[[ Provided records open ]]
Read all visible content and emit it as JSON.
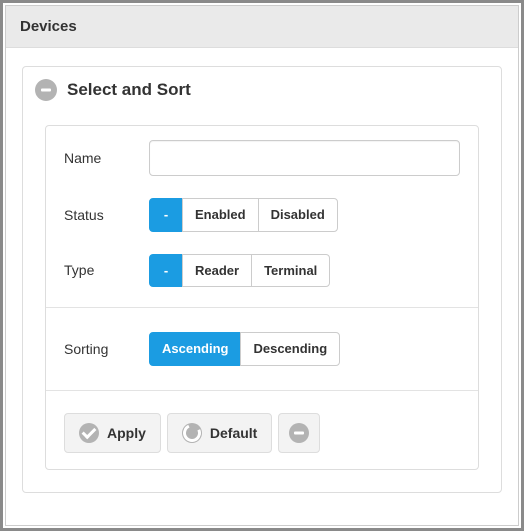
{
  "panel": {
    "title": "Devices"
  },
  "section": {
    "title": "Select and Sort"
  },
  "form": {
    "name_label": "Name",
    "name_value": "",
    "status_label": "Status",
    "status_options": {
      "any": "-",
      "enabled": "Enabled",
      "disabled": "Disabled"
    },
    "type_label": "Type",
    "type_options": {
      "any": "-",
      "reader": "Reader",
      "terminal": "Terminal"
    },
    "sorting_label": "Sorting",
    "sorting_options": {
      "asc": "Ascending",
      "desc": "Descending"
    }
  },
  "actions": {
    "apply": "Apply",
    "default": "Default"
  }
}
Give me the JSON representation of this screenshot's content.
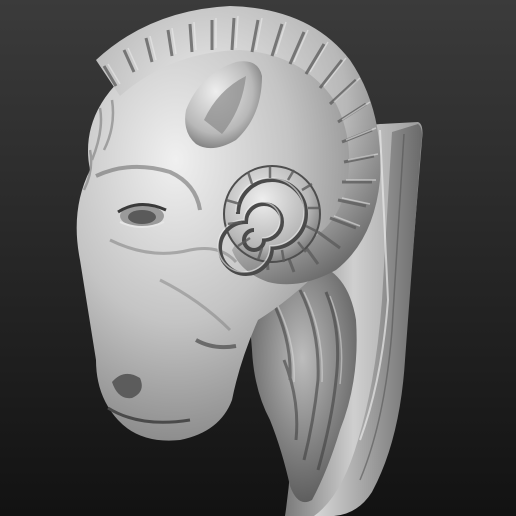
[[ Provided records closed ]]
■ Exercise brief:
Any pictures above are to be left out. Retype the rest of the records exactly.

■ Solution to the exercise:
Read all visible content and emit it as JSON.
{
  "panel": {
    "title": "Devices"
  },
  "section": {
    "title": "Select and Sort"
  },
  "form": {
    "name_label": "Name",
    "name_value": "",
    "status_label": "Status",
    "status_options": {
      "any": "-",
      "enabled": "Enabled",
      "disabled": "Disabled"
    },
    "type_label": "Type",
    "type_options": {
      "any": "-",
      "reader": "Reader",
      "terminal": "Terminal"
    },
    "sorting_label": "Sorting",
    "sorting_options": {
      "asc": "Ascending",
      "desc": "Descending"
    }
  },
  "actions": {
    "apply": "Apply",
    "default": "Default"
  }
}
Give me the JSON representation of this screenshot's content.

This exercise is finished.